Entries provided »
----

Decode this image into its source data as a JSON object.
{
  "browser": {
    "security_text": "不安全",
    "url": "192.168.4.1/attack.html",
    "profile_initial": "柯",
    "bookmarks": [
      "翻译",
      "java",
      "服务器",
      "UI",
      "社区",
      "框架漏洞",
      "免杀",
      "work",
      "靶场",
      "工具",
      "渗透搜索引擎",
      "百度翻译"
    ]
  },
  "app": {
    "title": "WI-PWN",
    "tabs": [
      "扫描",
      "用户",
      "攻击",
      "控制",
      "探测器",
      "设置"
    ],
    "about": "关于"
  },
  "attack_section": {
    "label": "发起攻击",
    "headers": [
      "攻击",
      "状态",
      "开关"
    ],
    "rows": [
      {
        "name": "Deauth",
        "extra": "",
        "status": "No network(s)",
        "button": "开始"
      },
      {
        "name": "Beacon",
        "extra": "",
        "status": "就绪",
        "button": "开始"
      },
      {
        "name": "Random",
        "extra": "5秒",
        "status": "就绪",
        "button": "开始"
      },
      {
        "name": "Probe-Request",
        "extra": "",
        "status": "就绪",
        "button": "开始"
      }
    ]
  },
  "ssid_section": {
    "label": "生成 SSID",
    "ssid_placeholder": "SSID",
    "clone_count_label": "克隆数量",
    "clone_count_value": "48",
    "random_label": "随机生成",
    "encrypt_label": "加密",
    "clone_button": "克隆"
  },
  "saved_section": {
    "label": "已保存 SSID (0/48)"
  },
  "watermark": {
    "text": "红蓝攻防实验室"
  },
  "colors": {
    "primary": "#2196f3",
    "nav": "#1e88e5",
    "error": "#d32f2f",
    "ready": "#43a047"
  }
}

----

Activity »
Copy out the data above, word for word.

Your response »
Decode this image into its source data as a JSON object.
{
  "browser": {
    "security_text": "不安全",
    "url": "192.168.4.1/attack.html",
    "profile_initial": "柯",
    "bookmarks": [
      "翻译",
      "java",
      "服务器",
      "UI",
      "社区",
      "框架漏洞",
      "免杀",
      "work",
      "靶场",
      "工具",
      "渗透搜索引擎",
      "百度翻译"
    ]
  },
  "app": {
    "title": "WI-PWN",
    "tabs": [
      "扫描",
      "用户",
      "攻击",
      "控制",
      "探测器",
      "设置"
    ],
    "about": "关于"
  },
  "attack_section": {
    "label": "发起攻击",
    "headers": [
      "攻击",
      "状态",
      "开关"
    ],
    "rows": [
      {
        "name": "Deauth",
        "extra": "",
        "status": "No network(s)",
        "button": "开始"
      },
      {
        "name": "Beacon",
        "extra": "",
        "status": "就绪",
        "button": "开始"
      },
      {
        "name": "Random",
        "extra": "5秒",
        "status": "就绪",
        "button": "开始"
      },
      {
        "name": "Probe-Request",
        "extra": "",
        "status": "就绪",
        "button": "开始"
      }
    ]
  },
  "ssid_section": {
    "label": "生成 SSID",
    "ssid_placeholder": "SSID",
    "clone_count_label": "克隆数量",
    "clone_count_value": "48",
    "random_label": "随机生成",
    "encrypt_label": "加密",
    "clone_button": "克隆"
  },
  "saved_section": {
    "label": "已保存 SSID (0/48)"
  },
  "watermark": {
    "text": "红蓝攻防实验室"
  },
  "colors": {
    "primary": "#2196f3",
    "nav": "#1e88e5",
    "error": "#d32f2f",
    "ready": "#43a047"
  }
}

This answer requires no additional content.